Originally I was going to buy a commercial mount, I had even selected a reasonable looking universal mount that was fairly economical ($75 delivered). Then I stumbled across a reference to the Monkey Man DIY mount. From there I quickly found a reasonably summary of DIY mounts which convinced me to take this route.
Also considering I build a DIY mount for my 165lb CRT projector, I’m not overly concerned about the 12.3lb Epson 1080UB.
Here is my finished mount:
The sub $30 parts list
(2) 3/4″ floor flange
(1) 3/4 x 3.5″ Black steel pipe
(4) 1/4″ x 1.25″ locking nut, washer, carriage bolt
(4) #10 wood screws 1.5″ long
(1) M4 threaded rod
(8) M4 nuts
(4) M4 wingnuts
(12) 1/8″ washers
(1) 5/8″ shelf board
It was relatively easy to put together – and I was able to mount it solo without any scary moments. I’d strongly recommend going the DIY mount route, it really didn’t take a lot of work and I’m very pleased with the result.
Construction details follow..
This is a picture of the parts I used, minus the 1/8″ washers which I added during the construction process. As you can see, this is a very basic collection of parts, you should be able to easily modify it for your own needs.
The shelf board I had, but I included the cost of a new one in my price estimate. I spent less than $20 putting this together. Many of the other DIY mounts go for plexiglass, some have used cutting boards, I looked for something suitable – but felt that the 5/8″ board was the best choice for my mount.
The 1st flange screwed to the ceiling. You can see the line marking the center of the screen/room. To create this line, I used a tape measure (pulled tight) held at the top left corner of the screen – then marked an arc at a given distance. Then I drew a 2nd arc about 20 inches longer. Repeat for the top right corner of the screen. If you do this correctly, you’ll get two X’s which you can draw a line through. This line will be perpendicular to the screen surface.

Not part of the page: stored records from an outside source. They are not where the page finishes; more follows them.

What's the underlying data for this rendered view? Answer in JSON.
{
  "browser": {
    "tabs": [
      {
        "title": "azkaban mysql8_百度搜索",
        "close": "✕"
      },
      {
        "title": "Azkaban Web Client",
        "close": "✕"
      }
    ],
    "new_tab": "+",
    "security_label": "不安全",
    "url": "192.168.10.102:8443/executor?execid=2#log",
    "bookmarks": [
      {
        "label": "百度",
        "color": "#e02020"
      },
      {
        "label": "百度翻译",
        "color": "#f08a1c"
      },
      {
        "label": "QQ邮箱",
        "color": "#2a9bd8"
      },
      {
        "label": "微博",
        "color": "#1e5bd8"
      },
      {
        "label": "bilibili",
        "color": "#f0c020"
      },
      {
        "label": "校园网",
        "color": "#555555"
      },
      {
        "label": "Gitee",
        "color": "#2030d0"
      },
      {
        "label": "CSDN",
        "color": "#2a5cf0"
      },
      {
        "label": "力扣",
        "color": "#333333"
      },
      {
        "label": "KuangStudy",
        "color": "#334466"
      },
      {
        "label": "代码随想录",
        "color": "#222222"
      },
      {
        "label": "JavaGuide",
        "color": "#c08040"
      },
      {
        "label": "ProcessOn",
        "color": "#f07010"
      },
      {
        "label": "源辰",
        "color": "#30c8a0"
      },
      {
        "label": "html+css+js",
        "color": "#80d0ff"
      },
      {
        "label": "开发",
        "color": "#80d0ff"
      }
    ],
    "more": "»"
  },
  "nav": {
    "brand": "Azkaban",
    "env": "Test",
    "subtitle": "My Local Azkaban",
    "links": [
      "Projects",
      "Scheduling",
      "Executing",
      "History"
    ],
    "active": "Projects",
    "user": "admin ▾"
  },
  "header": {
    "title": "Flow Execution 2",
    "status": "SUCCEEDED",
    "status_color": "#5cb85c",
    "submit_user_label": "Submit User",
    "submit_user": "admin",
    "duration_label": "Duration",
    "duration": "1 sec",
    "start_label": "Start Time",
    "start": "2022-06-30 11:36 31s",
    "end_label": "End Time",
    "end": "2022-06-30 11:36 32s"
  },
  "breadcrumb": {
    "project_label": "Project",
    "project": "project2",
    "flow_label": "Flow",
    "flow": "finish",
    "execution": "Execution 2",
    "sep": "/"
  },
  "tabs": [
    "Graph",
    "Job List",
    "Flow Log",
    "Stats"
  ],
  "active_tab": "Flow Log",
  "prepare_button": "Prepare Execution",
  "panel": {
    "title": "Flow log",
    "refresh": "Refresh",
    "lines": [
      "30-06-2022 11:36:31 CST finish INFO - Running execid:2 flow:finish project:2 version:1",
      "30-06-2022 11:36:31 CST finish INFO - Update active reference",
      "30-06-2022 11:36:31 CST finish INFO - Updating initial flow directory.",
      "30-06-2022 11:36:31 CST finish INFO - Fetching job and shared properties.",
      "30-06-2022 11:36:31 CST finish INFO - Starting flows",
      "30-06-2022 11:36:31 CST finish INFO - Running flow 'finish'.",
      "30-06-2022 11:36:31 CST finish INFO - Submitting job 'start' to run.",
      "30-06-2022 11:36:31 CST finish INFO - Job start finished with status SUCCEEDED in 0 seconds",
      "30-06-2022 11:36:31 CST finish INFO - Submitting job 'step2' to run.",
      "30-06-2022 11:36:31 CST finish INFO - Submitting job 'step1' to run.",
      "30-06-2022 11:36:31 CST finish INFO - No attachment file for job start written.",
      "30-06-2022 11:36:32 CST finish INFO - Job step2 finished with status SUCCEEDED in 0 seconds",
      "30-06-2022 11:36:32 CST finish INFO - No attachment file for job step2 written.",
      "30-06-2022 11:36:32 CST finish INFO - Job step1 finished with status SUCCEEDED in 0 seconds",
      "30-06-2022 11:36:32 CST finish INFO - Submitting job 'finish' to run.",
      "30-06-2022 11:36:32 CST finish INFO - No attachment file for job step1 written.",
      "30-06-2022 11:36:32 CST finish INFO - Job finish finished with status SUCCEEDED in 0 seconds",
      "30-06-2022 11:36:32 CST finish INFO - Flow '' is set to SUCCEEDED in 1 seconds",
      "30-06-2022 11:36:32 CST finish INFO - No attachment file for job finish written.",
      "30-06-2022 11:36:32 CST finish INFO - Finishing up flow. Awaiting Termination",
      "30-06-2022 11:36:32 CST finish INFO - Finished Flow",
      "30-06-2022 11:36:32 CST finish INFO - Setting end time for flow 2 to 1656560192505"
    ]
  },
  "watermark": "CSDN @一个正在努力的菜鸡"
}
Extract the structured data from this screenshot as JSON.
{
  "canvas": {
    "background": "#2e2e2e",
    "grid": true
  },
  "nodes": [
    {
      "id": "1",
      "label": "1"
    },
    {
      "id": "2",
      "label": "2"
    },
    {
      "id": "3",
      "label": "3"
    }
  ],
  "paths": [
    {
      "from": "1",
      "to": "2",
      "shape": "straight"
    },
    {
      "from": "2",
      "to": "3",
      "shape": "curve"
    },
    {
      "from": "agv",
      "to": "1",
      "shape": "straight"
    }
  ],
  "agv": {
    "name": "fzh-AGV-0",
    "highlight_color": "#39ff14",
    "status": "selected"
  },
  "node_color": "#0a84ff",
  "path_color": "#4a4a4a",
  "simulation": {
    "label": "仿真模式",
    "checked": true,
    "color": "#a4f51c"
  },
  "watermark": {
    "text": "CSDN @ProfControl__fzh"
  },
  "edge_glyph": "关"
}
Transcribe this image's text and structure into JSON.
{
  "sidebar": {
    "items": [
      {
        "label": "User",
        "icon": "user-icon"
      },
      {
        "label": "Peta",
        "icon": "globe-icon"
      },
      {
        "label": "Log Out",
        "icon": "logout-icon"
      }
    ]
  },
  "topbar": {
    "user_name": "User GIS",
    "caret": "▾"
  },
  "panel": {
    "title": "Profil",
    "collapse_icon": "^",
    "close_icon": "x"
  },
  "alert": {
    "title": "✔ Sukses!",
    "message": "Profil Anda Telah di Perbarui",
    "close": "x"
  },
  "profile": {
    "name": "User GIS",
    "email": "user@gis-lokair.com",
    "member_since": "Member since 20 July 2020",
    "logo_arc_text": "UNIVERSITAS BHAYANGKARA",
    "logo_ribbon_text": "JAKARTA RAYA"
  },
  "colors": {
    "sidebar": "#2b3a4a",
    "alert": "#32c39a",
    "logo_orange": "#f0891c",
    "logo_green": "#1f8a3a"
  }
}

I only needed 1.5″ wood screws, others may want to use longer depending on how they are going to secure the flange to the ceiling. The Epson manual recommends that the mount can hold 85lbs (static weight), so drywall alone will not be enough. When I built my theater, I did a double layer of drywall. On the ceiling – it is 1/2″ plywood, covered with 1/2″ drywall. The plywood is strong enough to support the projector mount, so I was able to ignore finding a joist.
I used a hacksaw to cut the M4 threaded rod into 4″ lengths, and then threaded them into the 4 mounting holes provided on the Epson 1080UB. The mounting holes on this projector have a solid bottom (no worries of hitting a circuit board), I put them in finger tight. Then stacked a washer, and a nut to ‘lock’ the rods to the projector. No need to crank this super tight, just a gentle tweak with a wrench.
Now more nuts followed by washers. I spun them down to about the 2″ level, this gives more air clearance than table mounting – and leaves a generous amount of rod on top. The nuts will allow me to lock the projector to the board once I’ve finalized the position.
I used a jig saw to round the corners on the board, Tremclad flag black paint pretty it up (I also painted the flanges with the same). The Epson 1080UB user guide provides the mounting hole distances in inches – totally useless. The TW2000 user guide (European) gives the spacing in metric – the holes are in a perfect rectangle 30cm x 16cm. The same guide also specifies M4 threading, which seems to be omitted in the guide I have.
You will also note the 4 carriage bolts sticking up in the middle, ready to mate with the 2nd flange. I chose to attach the projector to the board, then mount the board to the flange as that seemed easier. I topped each of the M4 threaded rods off with a washer, followed by a wing nut. The wing nut will allow for easy hand adjustment once mounted.
Here you can see the threaded pipe and 2nd flange mounted. One of the concerns I had originally was that I would not have rotational adjustment in any sane way. It turns out that the threaded pipe allows for a reasonable degree of rotation, without being ‘loose’ in any way. Think of it like having a bolt which is ‘tight’ to ‘really tight’ – I only needed at most 90deg of adjustment. It worked out really well.
Mounting was easy, just line up the 4 bolts to the flange – and slap the nuts on. This mount gives excellent flexibility – you can adjust the 4 wing nuts to get yaw and pitch, and the threaded pipe gives reasonable rotation.